Generally, RRSP contributions are not deductible on a U.S. tax return. However, the Canada-U.S. Tax Treaty allows for U.S. citizens living and working in Canada who are contributing to an employer sponsored group RRSP to deduct those contributions for U.S. tax purposes. The contribution limit would be the lower of the individual’s RRSP contribution room and the contribution limits applicable in the U.S., Hett said.
U.S. residents with an eye on eventually returning to Canada may prefer to open an individual retirement account (IRA) — essentially the U.S. version of an RRSP — or participate in an employer-sponsored retirement plan such as a 401(k), understanding that a mechanism exists for their assets to be transferred to an RRSP on a tax-neutral basis at a later date without requiring contribution room.
Such a transfer could occur only under the Income Tax Act via a lump-sum payment once the holder of the U.S. account is a Canadian resident again for tax purposes, Hett said.
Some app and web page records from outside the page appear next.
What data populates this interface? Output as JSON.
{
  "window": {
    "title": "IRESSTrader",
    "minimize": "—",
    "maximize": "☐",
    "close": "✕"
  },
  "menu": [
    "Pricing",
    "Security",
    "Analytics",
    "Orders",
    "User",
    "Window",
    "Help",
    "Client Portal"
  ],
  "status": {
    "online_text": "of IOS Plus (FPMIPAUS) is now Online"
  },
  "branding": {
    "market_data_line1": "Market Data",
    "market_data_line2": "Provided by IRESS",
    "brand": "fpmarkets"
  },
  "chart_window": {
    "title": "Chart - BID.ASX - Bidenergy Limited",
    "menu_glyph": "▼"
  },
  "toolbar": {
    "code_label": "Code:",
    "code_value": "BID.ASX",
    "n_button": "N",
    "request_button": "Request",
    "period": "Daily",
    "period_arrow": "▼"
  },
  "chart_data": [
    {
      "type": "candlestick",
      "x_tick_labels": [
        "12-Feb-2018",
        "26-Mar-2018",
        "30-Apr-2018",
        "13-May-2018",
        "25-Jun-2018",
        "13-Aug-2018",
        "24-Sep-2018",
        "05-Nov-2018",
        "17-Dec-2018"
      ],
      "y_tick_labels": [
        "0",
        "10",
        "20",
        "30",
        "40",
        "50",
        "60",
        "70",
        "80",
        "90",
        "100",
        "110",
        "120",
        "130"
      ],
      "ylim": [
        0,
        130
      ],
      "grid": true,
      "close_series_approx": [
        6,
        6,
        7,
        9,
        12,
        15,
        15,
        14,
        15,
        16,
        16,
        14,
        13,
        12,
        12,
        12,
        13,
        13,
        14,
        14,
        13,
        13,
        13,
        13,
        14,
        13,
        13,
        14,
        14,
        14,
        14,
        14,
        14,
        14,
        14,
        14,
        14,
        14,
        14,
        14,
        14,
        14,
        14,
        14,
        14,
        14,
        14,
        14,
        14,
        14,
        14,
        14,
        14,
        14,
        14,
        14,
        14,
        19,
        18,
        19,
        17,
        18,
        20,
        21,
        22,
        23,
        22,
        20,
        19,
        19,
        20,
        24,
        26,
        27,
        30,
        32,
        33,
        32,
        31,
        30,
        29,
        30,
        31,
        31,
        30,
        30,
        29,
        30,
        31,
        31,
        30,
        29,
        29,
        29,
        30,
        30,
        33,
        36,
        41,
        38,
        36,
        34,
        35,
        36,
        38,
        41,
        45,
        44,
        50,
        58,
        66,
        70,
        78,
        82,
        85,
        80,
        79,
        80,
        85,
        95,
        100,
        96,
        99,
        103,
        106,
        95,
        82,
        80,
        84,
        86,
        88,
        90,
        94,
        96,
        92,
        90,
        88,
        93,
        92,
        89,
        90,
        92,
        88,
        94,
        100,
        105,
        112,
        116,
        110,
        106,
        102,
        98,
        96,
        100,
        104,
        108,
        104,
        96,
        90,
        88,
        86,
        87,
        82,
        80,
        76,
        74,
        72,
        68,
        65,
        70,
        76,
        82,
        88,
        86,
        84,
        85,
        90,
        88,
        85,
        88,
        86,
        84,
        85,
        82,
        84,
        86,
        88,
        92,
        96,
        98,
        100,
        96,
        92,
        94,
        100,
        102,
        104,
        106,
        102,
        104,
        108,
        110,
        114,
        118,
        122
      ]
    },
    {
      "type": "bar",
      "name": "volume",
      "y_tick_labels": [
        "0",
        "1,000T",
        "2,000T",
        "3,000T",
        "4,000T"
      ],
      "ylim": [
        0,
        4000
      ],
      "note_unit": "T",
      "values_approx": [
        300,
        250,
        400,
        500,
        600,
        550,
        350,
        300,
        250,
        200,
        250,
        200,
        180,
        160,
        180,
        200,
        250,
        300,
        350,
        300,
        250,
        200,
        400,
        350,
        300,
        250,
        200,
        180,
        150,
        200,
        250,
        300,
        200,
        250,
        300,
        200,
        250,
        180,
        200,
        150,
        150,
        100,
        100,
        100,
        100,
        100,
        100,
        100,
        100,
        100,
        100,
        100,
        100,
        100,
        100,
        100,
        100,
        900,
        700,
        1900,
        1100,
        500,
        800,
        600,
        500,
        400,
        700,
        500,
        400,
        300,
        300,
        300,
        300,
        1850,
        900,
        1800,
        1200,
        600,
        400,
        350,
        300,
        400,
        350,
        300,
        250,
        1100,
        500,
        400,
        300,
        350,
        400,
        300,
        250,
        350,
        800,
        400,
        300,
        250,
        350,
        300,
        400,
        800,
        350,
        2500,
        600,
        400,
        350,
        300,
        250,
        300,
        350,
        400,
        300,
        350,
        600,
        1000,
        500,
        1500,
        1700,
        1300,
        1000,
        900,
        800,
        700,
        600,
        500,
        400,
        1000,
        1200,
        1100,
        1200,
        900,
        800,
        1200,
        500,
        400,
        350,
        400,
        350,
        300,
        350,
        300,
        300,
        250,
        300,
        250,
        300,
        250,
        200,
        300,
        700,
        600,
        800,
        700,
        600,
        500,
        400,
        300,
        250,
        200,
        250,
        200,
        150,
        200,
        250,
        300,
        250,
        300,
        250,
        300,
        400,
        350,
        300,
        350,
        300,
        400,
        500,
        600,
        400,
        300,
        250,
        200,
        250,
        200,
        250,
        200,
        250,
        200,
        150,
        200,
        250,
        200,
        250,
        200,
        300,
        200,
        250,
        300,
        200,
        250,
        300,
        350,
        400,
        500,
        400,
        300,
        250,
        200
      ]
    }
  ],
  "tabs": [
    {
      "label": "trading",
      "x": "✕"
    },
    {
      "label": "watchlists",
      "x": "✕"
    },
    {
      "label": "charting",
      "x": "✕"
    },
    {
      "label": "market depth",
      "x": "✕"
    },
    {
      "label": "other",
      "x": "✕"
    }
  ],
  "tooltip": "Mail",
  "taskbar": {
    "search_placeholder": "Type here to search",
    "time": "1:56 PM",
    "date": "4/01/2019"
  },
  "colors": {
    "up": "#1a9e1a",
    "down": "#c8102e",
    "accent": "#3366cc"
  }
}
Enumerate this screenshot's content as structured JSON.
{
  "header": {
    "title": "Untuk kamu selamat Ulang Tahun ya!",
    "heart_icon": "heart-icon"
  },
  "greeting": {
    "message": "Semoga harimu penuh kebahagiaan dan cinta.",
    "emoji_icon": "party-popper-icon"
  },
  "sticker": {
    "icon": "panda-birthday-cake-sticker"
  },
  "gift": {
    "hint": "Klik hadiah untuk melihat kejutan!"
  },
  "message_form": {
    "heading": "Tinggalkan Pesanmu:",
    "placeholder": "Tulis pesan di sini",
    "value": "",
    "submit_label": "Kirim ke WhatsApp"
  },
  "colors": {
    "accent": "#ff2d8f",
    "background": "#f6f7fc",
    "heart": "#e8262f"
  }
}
The transaction is tax-neutral rather than a straightforward tax-deferred rollover because the multi-step process requires additional funds to top up the RRSP contribution in Canadian currency, making up for the 30% U.S. tax withheld at source as well as early withdrawal penalties applicable to most accountholders under the age of 60.
“To be tax-neutral in the year of the transfer, you need sufficient taxable income to be able to utilize the foreign tax credit generated on the U.S. side — including the withholding tax and any penalties,” Hett said. “It’s a relatively narrow set of circumstances, but it’s an option for people, especially if they’re concerned about estate taxes in the U.S. and they want to mitigate their exposure to U.S. situs assets to the greatest extent possible.”